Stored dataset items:
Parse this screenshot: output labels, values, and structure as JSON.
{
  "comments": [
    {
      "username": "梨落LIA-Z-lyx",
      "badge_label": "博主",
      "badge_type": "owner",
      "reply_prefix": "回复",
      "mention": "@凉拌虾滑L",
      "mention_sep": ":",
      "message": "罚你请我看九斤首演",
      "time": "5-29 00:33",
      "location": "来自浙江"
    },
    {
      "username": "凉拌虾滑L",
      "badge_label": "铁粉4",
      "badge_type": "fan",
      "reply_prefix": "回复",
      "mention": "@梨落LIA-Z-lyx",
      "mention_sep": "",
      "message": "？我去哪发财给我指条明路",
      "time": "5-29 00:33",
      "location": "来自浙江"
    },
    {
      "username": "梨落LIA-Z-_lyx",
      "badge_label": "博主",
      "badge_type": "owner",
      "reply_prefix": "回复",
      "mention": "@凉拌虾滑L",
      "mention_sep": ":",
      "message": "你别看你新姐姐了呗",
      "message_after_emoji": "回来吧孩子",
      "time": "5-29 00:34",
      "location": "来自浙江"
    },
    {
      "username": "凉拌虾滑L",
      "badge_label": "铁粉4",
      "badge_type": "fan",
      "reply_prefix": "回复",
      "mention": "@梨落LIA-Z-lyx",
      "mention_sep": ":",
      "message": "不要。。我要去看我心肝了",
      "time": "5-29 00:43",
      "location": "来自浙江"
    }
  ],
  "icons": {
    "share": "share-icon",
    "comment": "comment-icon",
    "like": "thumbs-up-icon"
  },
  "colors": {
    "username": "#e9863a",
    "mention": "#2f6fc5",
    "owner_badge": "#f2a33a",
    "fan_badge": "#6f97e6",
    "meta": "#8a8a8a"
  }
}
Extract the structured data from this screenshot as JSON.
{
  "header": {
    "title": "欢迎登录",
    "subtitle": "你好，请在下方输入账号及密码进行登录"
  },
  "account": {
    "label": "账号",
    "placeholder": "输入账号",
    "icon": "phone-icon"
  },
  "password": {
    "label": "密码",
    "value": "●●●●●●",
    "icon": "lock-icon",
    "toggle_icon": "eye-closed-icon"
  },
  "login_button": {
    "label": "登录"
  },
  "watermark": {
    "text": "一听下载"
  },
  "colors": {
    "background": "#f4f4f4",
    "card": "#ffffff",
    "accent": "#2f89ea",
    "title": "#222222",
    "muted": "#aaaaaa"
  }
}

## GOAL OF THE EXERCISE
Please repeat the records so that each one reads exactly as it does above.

## EXERCISE ANSWER
Parse this screenshot: output labels, values, and structure as JSON.
{
  "comments": [
    {
      "username": "梨落LIA-Z-lyx",
      "badge_label": "博主",
      "badge_type": "owner",
      "reply_prefix": "回复",
      "mention": "@凉拌虾滑L",
      "mention_sep": ":",
      "message": "罚你请我看九斤首演",
      "time": "5-29 00:33",
      "location": "来自浙江"
    },
    {
      "username": "凉拌虾滑L",
      "badge_label": "铁粉4",
      "badge_type": "fan",
      "reply_prefix": "回复",
      "mention": "@梨落LIA-Z-lyx",
      "mention_sep": "",
      "message": "？我去哪发财给我指条明路",
      "time": "5-29 00:33",
      "location": "来自浙江"
    },
    {
      "username": "梨落LIA-Z-_lyx",
      "badge_label": "博主",
      "badge_type": "owner",
      "reply_prefix": "回复",
      "mention": "@凉拌虾滑L",
      "mention_sep": ":",
      "message": "你别看你新姐姐了呗",
      "message_after_emoji": "回来吧孩子",
      "time": "5-29 00:34",
      "location": "来自浙江"
    },
    {
      "username": "凉拌虾滑L",
      "badge_label": "铁粉4",
      "badge_type": "fan",
      "reply_prefix": "回复",
      "mention": "@梨落LIA-Z-lyx",
      "mention_sep": ":",
      "message": "不要。。我要去看我心肝了",
      "time": "5-29 00:43",
      "location": "来自浙江"
    }
  ],
  "icons": {
    "share": "share-icon",
    "comment": "comment-icon",
    "like": "thumbs-up-icon"
  },
  "colors": {
    "username": "#e9863a",
    "mention": "#2f6fc5",
    "owner_badge": "#f2a33a",
    "fan_badge": "#6f97e6",
    "meta": "#8a8a8a"
  }
}
Extract the structured data from this screenshot as JSON.
{
  "header": {
    "title": "欢迎登录",
    "subtitle": "你好，请在下方输入账号及密码进行登录"
  },
  "account": {
    "label": "账号",
    "placeholder": "输入账号",
    "icon": "phone-icon"
  },
  "password": {
    "label": "密码",
    "value": "●●●●●●",
    "icon": "lock-icon",
    "toggle_icon": "eye-closed-icon"
  },
  "login_button": {
    "label": "登录"
  },
  "watermark": {
    "text": "一听下载"
  },
  "colors": {
    "background": "#f4f4f4",
    "card": "#ffffff",
    "accent": "#2f89ea",
    "title": "#222222",
    "muted": "#aaaaaa"
  }
}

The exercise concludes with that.